Content starts

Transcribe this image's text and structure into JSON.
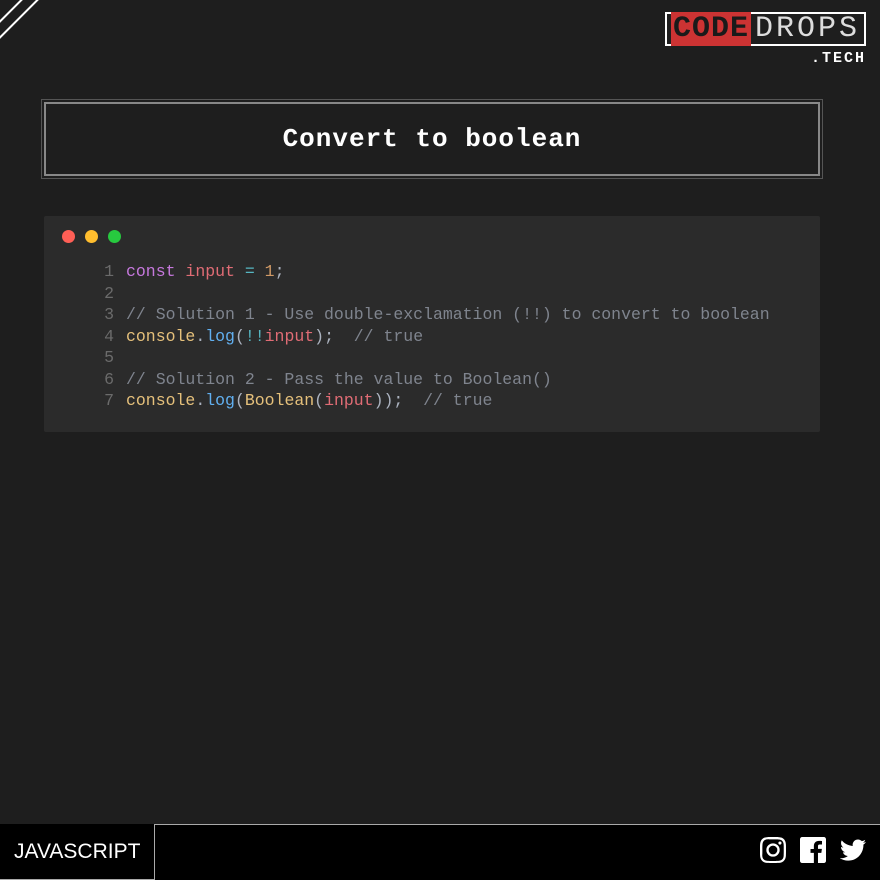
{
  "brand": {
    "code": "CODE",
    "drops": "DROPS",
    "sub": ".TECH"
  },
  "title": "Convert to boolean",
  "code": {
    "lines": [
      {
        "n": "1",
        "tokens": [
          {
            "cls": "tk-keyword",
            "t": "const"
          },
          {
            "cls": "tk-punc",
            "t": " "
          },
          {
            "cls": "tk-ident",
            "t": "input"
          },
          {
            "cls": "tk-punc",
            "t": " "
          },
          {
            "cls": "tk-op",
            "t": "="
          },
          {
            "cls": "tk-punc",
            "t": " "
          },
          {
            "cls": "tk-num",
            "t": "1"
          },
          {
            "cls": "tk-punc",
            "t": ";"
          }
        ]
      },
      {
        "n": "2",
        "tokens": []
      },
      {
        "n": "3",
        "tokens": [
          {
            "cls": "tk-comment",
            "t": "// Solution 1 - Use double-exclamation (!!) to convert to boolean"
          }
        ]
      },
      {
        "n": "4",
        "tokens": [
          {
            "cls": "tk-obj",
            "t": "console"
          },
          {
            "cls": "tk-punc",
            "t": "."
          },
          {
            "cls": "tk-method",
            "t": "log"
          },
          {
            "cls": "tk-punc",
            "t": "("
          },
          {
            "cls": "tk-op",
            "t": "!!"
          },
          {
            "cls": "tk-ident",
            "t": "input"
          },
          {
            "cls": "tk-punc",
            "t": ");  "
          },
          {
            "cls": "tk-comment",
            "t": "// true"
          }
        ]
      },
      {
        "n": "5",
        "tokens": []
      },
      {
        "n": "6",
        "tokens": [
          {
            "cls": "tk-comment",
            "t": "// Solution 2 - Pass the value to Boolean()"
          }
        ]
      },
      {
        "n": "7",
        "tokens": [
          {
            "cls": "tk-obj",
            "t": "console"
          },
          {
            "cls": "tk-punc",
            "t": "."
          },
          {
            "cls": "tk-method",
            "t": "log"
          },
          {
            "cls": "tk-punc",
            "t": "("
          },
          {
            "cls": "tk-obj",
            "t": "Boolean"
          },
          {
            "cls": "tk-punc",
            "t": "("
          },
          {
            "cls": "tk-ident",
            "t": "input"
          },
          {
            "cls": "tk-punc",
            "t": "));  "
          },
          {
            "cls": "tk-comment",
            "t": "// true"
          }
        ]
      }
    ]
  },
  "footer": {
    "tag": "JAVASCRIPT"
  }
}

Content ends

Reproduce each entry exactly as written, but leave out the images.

SOLUTION
Transcribe this image's text and structure into JSON.
{
  "brand": {
    "code": "CODE",
    "drops": "DROPS",
    "sub": ".TECH"
  },
  "title": "Convert to boolean",
  "code": {
    "lines": [
      {
        "n": "1",
        "tokens": [
          {
            "cls": "tk-keyword",
            "t": "const"
          },
          {
            "cls": "tk-punc",
            "t": " "
          },
          {
            "cls": "tk-ident",
            "t": "input"
          },
          {
            "cls": "tk-punc",
            "t": " "
          },
          {
            "cls": "tk-op",
            "t": "="
          },
          {
            "cls": "tk-punc",
            "t": " "
          },
          {
            "cls": "tk-num",
            "t": "1"
          },
          {
            "cls": "tk-punc",
            "t": ";"
          }
        ]
      },
      {
        "n": "2",
        "tokens": []
      },
      {
        "n": "3",
        "tokens": [
          {
            "cls": "tk-comment",
            "t": "// Solution 1 - Use double-exclamation (!!) to convert to boolean"
          }
        ]
      },
      {
        "n": "4",
        "tokens": [
          {
            "cls": "tk-obj",
            "t": "console"
          },
          {
            "cls": "tk-punc",
            "t": "."
          },
          {
            "cls": "tk-method",
            "t": "log"
          },
          {
            "cls": "tk-punc",
            "t": "("
          },
          {
            "cls": "tk-op",
            "t": "!!"
          },
          {
            "cls": "tk-ident",
            "t": "input"
          },
          {
            "cls": "tk-punc",
            "t": ");  "
          },
          {
            "cls": "tk-comment",
            "t": "// true"
          }
        ]
      },
      {
        "n": "5",
        "tokens": []
      },
      {
        "n": "6",
        "tokens": [
          {
            "cls": "tk-comment",
            "t": "// Solution 2 - Pass the value to Boolean()"
          }
        ]
      },
      {
        "n": "7",
        "tokens": [
          {
            "cls": "tk-obj",
            "t": "console"
          },
          {
            "cls": "tk-punc",
            "t": "."
          },
          {
            "cls": "tk-method",
            "t": "log"
          },
          {
            "cls": "tk-punc",
            "t": "("
          },
          {
            "cls": "tk-obj",
            "t": "Boolean"
          },
          {
            "cls": "tk-punc",
            "t": "("
          },
          {
            "cls": "tk-ident",
            "t": "input"
          },
          {
            "cls": "tk-punc",
            "t": "));  "
          },
          {
            "cls": "tk-comment",
            "t": "// true"
          }
        ]
      }
    ]
  },
  "footer": {
    "tag": "JAVASCRIPT"
  }
}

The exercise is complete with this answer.